Anticoagulants work by increasing the time
it takes a blood clot to form. This also prevents a clot from getting
Why It Is Used
In people who have had
pulmonary embolism, anticoagulants are used to prevent
more blood clots from forming and causing another episode of pulmonary
embolism. They are used in the hospital as first treatment of a pulmonary embolism. And they also may be used at home. Treatment with anticoagulants may continue throughout your
life if your risk of having another pulmonary embolism remains high.
Heparin is given as an injection. It immediately affects the clotting system in your body.
Low-molecular-weight heparin (LMWH) as initial treatment is usually preferred because it can be
given as an injection once or twice per day, and it may be given at home,
which allows you to leave the hospital earlier. Blood tests are not usually needed
to monitor LMWH's clotting effect.
Unfractionated heparin is
another form that can be used. It is given in the hospital. Unfractionated
heparin is usually given continuously through your vein (intravenously, or IV),
but it can also be given as an injection under the skin. Frequent blood tests
are used to monitor the clotting effects of this
Warfarin is taken as a pill. Warfarin is usually started while a person is still being treated with heparin because it takes several days for warfarin to build up to a level that's effective. When warfarin is at the right level in your blood, you stop taking heparin shots and keep taking warfarin pills.
Typically, warfarin is given for at least 3 months after pulmonary embolism to reduce the risk of having another blood
clot. If you have a high risk of another pulmonary embolism, you may take warfarin for the rest of your life.
How Well It Works
Anticoagulants are effective in
preventing pulmonary embolism and deep vein thrombosis.
All medicines have side effects. But many people don't feel the side effects, or they are able to deal with them. Ask your pharmacist about the side effects of each medicine you take. Side effects are also listed in the information that comes with your medicine.
Here are some important things to think about:
Usually the benefits of the medicine are more important than any minor side effects.
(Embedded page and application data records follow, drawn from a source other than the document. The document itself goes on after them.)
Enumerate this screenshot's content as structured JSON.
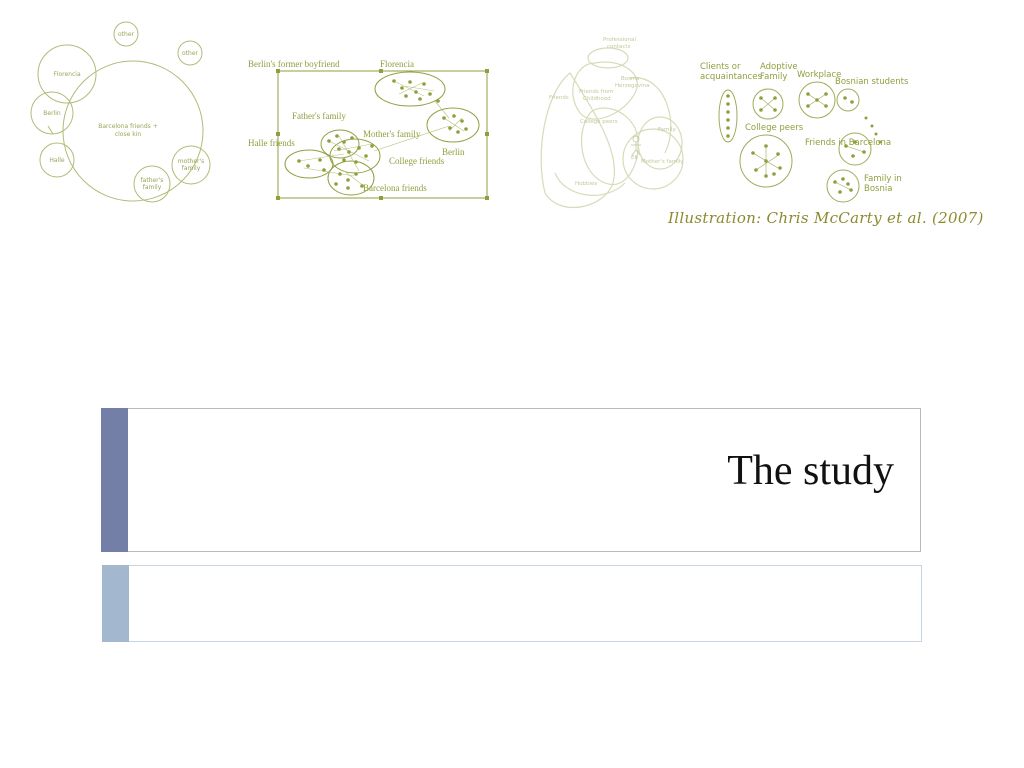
{
  "diagram1": {
    "center": "Barcelona friends + close kin",
    "center_line1": "Barcelona friends +",
    "center_line2": "close kin",
    "florencia": "Florencia",
    "berlin": "Berlin",
    "halle": "Halle",
    "other_top": "other",
    "other_right": "other",
    "mothers_family": "mother's family",
    "mothers_line1": "mother's",
    "mothers_line2": "family",
    "fathers_family": "father's family",
    "fathers_line1": "father's",
    "fathers_line2": "family"
  },
  "diagram2": {
    "berlins_former_boyfriend": "Berlin's former boyfriend",
    "florencia": "Florencia",
    "fathers_family": "Father's family",
    "halle_friends": "Halle friends",
    "mothers_family": "Mother's family",
    "berlin": "Berlin",
    "college_friends": "College friends",
    "barcelona_friends": "Barcelona friends"
  },
  "diagram3": {
    "professional_contacts_1": "Professional",
    "professional_contacts_2": "contacts",
    "bosnia_1": "Bosnia",
    "bosnia_2": "Herzegovina",
    "friends": "Friends",
    "friends_from_1": "Friends from",
    "friends_from_2": "Childhood",
    "college_peers": "College peers",
    "family": "Family",
    "ego": "EK",
    "mothers_family": "Mother's family",
    "hobbies": "Hobbies"
  },
  "diagram4": {
    "clients_1": "Clients or",
    "clients_2": "acquaintances",
    "adoptive_1": "Adoptive",
    "adoptive_2": "Family",
    "workplace": "Workplace",
    "bosnian_students": "Bosnian students",
    "college_peers": "College peers",
    "friends_barcelona": "Friends in Barcelona",
    "family_bosnia_1": "Family in",
    "family_bosnia_2": "Bosnia"
  },
  "credit": "Illustration: Chris McCarty et al. (2007)",
  "slide_title": "The study",
  "colors": {
    "diagram_green": "#8ea03e",
    "diagram_light": "#d4d8b0",
    "accent_dark": "#737fa6",
    "accent_light": "#a3b8cf"
  }
}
Side effects may go away after you take the medicine for a while.
If side effects still bother you and you wonder if you should keep taking the medicine, call your doctor. He or she may be able to lower your dose or change your medicine. Do not suddenly quit taking your medicine unless your doctor tells you to.
Bleeding: Call 911 or other emergency services right away if:
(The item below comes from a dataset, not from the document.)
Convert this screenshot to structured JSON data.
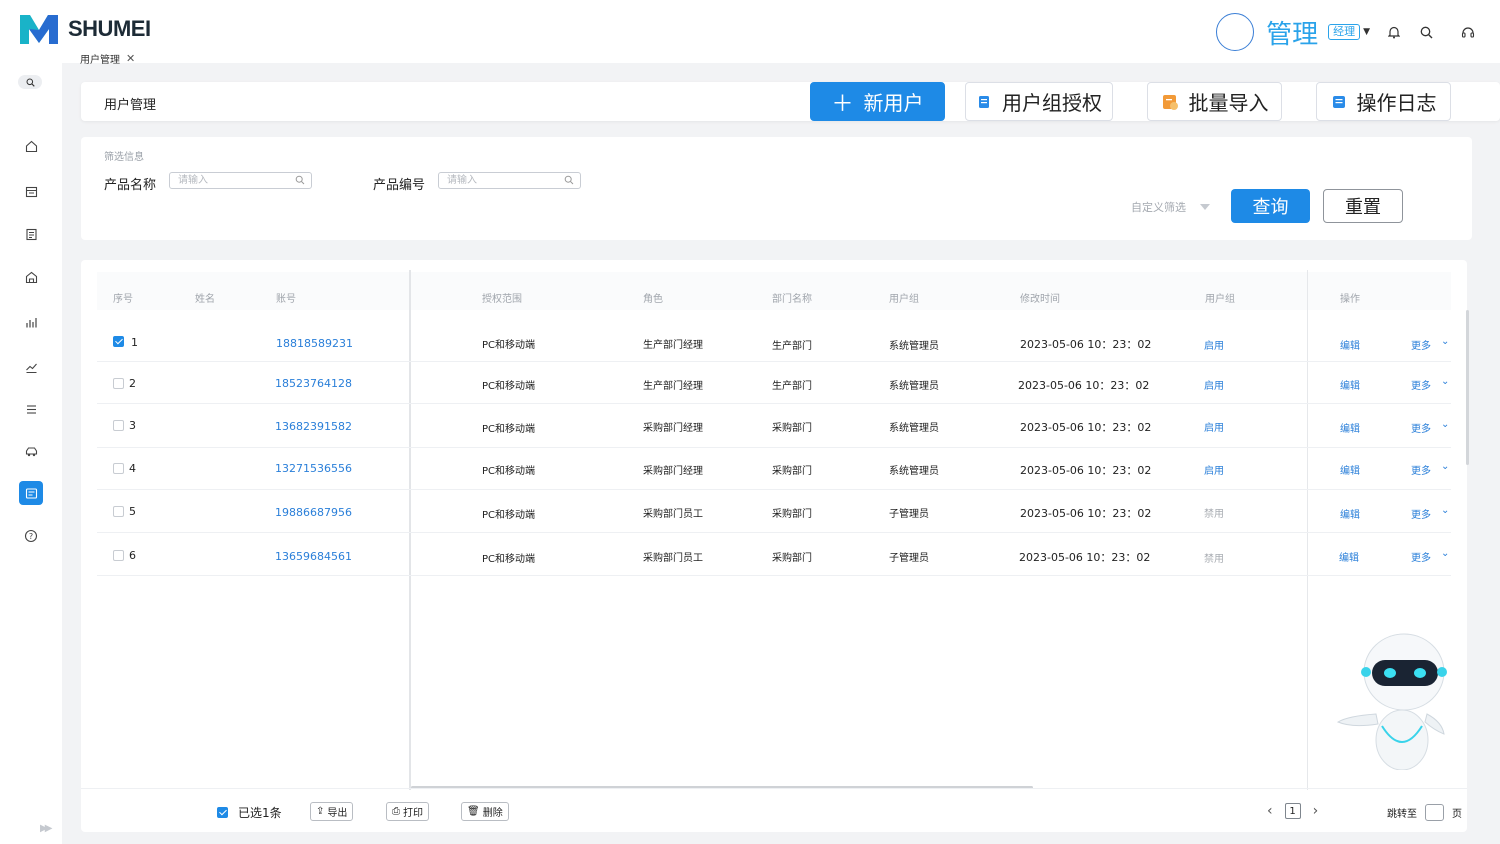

You cough up blood.
You vomit blood or what looks like coffee grounds.
You pass maroon or very bloody stools.
You have a sudden, severe headache that is different from past headaches. (It may be a sign of bleeding in the brain.)
Call your doctor right away if you have unusual bleeding:
You have new bruises or blood spots under your skin.
You have a nosebleed that doesn't stop quickly.
Your gums bleed when you brush your teeth.
You have blood in your urine.
Your stools are black and look like tar or have streaks of blood.
You have heavy period bleeding or vaginal bleeding when you are not having your period.
If you are injured, apply pressure to stop the bleeding. Realize that it
will take longer than you are used to for the bleeding to stop. If you can't get the bleeding to stop, call your doctor.
Allergic reaction: Call 911 or other emergency services right away if you have:
Swelling of your face, lips, tongue, or throat.
Call your doctor if you have:
Heparin: Side effects often happen at injection sites. These side effects include:
Warfarin: Other side effects include:
See Drug Reference for a full list of side effects.
(Drug Reference is not available in all systems.)
What To Think About
When you take anticoagulants, you need to take extra steps to avoid bleeding problems.
Warfarin. If you take warfarin, you need to:
Get regular blood tests.
Prevent falls and injuries.
Eat a steady diet, and pay attention to foods that contain vitamin K.
Tell your doctors about all other medicines and vitamins that you take.
Long-term use of heparin is not typically
recommended. It requires one or two injections each day. And long-term use is linked with
Medicine is one of the many tools your doctor has to treat a health problem. Taking medicine as your doctor suggests will improve your health and may prevent future problems. If you don't take your medicines properly, you may be putting your health (and perhaps your life) at risk.
There are many reasons why people have trouble taking their medicine. But in most cases, there is something you can do. For suggestions on how to work around common problems, see the topic Taking Medicines as Prescribed.
Advice for women
Do not take warfarin if you are pregnant. Warfarin can cause miscarriage or birth defects. If you are taking warfarin, talk to your doctor about how you can prevent pregnancy.
If you think you might be pregnant: Call your doctor. If you are pregnant, you will take heparin during your pregnancy.
If you plan on getting pregnant: Talk with your doctor. You and your doctor will decide which medicine you will take—warfarin or heparin—while trying to get pregnant.
If you are pregnant: You will take heparin during your pregnancy. Heparin has not been shown to affect the fetus.
Follow-up care is a key part of your treatment and safety. Be sure to make and go to all appointments, and call your doctor if you are having problems. It's also a good idea to know your test results and keep a list of the medicines you take.
How this information was developed to help you make better health decisions.